Bad actors have successfully compromised the cloud services of companies using various attack methods, including phishing, brute-force login attempts and potentially a "pass-the-cookie" attack, according to an alert from the Cybersecurity & Infrastructure Security Agency (CISA) this week. The activity is unrelated to the ongoing SolarWinds hack.
Cybersecurity firm Sophos said it found evidence connecting the operators of the MrbMiner crypto-mining botnet to a small boutique software development company operating from the city of Shiraz, Iran. The MrbMiner botnet has been operational since the summer of 2020. It was first detailed in a Tencent Security report in September last year.
In an update and white paper released on Tuesday, FireEye warned that the hackers–which intelligence services and computer security outfits have concluded were state-sponsored Russians–specifically targeted two groups of people: those with access to high-level information, and sysadmins. It details how to search logs and what to look for to see if an account has been compromised, complete with step-by-step instructions for how to cut access and provide additional protection in future.

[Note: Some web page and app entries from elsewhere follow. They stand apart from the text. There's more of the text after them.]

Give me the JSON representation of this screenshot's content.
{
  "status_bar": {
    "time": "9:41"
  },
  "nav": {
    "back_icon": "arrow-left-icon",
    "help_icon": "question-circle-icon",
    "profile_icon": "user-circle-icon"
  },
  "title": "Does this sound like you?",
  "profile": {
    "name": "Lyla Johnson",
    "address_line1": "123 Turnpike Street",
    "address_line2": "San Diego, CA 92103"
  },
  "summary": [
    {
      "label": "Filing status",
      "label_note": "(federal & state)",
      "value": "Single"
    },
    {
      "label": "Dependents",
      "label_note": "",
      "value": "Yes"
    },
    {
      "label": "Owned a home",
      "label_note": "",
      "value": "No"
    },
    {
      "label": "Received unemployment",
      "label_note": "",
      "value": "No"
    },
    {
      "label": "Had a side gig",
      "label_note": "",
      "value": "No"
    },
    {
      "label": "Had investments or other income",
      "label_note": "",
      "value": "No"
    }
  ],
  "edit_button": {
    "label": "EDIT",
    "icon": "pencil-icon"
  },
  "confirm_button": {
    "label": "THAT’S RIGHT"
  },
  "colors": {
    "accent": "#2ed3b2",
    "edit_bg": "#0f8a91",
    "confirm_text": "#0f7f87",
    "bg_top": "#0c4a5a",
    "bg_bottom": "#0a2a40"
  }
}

The complex cyberattack campaign against major US government agencies and corporations including Microsoft and FireEye has driven home the reality of how attackers are setting their sights on targets' cloud-based services such as Microsoft 365 and Azure Active Directory to access user credentials — and ultimately the organizations' most valuable and timely information.
Surprised by the ongoing news cycle and impact of the SolarWinds hack? Share your thoughts in the comments below or follow me on Twitter to continue the conversation: @JonLClay.